RECORDED DATA:

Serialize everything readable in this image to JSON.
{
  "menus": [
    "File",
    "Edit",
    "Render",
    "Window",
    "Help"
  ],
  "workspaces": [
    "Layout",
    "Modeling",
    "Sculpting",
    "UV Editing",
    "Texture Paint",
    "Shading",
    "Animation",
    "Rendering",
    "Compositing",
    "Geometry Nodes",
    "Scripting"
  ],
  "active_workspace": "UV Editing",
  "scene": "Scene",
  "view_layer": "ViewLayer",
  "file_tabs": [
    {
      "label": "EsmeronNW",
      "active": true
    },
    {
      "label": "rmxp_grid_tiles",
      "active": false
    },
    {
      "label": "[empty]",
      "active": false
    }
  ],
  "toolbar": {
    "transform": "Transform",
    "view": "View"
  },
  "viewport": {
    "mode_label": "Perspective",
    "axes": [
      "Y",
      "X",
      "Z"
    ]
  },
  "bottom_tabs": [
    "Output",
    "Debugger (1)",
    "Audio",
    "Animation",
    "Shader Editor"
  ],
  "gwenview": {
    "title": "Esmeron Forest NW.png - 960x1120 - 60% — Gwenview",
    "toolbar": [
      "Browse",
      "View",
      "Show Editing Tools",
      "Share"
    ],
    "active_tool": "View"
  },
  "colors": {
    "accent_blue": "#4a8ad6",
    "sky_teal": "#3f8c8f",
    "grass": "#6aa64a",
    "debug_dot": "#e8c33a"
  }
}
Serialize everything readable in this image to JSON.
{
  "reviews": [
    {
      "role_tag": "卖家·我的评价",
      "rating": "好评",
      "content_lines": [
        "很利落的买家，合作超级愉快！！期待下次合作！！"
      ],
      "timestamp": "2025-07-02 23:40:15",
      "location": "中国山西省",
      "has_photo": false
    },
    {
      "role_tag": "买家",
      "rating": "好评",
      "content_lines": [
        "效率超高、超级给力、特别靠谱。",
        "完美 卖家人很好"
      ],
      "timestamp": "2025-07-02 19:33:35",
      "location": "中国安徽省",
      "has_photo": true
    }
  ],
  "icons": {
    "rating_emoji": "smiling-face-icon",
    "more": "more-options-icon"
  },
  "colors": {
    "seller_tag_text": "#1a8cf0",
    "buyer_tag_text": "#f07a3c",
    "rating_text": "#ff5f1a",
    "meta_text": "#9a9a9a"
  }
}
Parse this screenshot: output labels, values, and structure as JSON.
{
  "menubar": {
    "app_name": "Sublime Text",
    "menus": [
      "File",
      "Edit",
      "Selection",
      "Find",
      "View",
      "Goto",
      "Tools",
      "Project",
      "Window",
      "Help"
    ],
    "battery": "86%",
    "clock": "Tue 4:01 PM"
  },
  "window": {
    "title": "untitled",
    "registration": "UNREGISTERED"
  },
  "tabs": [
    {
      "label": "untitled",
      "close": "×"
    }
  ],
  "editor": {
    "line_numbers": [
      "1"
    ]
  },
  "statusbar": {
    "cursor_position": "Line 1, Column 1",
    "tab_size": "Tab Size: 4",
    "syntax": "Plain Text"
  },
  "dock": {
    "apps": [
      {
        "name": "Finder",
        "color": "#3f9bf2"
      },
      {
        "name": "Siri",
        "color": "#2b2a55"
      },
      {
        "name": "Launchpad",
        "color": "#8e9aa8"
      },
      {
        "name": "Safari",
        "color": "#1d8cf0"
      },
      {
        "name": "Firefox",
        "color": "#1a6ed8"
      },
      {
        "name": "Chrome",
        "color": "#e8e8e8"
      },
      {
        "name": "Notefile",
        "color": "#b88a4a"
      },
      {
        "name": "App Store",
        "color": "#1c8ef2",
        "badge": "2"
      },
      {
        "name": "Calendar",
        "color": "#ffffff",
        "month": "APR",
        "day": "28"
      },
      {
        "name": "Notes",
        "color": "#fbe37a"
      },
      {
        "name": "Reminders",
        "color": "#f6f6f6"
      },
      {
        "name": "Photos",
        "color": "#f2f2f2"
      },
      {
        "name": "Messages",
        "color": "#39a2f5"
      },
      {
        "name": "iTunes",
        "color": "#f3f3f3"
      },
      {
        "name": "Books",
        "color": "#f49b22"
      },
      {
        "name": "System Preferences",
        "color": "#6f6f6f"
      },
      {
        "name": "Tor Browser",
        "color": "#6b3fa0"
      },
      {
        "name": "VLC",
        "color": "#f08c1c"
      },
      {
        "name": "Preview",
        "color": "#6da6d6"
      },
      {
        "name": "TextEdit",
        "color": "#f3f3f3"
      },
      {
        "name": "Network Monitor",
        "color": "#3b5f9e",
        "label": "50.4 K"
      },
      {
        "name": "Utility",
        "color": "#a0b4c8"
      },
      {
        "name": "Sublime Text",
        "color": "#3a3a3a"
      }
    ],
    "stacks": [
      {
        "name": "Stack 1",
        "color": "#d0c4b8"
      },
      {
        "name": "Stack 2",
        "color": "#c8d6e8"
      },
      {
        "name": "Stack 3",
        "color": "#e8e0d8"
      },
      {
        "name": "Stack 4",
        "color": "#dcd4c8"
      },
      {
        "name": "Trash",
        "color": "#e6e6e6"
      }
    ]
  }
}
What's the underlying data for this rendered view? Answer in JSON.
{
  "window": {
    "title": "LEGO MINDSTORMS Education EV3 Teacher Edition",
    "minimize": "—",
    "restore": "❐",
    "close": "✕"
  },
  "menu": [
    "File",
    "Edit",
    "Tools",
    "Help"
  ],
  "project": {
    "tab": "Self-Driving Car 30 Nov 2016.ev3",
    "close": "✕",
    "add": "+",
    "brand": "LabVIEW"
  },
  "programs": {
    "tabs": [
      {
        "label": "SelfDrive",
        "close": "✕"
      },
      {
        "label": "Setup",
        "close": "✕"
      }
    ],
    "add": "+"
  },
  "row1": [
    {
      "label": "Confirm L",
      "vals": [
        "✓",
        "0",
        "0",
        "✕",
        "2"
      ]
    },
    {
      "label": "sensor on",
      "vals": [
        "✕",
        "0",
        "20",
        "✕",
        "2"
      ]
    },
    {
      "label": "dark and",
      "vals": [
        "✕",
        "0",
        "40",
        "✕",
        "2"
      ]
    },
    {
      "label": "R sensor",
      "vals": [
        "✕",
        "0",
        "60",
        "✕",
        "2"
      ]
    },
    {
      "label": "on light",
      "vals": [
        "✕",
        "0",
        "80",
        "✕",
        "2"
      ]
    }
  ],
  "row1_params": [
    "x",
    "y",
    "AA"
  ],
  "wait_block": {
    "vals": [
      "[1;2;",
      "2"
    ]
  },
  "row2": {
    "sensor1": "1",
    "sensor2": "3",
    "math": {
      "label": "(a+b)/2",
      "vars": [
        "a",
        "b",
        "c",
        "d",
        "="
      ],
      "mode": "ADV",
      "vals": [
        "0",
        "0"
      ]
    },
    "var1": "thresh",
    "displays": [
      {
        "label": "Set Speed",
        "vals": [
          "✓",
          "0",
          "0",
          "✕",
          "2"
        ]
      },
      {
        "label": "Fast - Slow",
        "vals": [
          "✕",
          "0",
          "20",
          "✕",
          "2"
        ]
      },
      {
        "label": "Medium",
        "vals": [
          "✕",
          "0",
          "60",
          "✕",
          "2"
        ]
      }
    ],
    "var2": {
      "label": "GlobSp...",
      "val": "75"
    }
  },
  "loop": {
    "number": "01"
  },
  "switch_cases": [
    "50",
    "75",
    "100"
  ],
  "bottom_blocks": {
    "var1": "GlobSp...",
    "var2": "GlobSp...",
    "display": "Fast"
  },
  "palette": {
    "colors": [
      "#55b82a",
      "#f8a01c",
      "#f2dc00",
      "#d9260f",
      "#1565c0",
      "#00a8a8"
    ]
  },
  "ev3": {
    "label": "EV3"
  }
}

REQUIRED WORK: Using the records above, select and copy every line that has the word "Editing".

ANSWER FOR THIS EXERCISE:
    "UV Editing",
  "active_workspace": "UV Editing",
      "Show Editing Tools",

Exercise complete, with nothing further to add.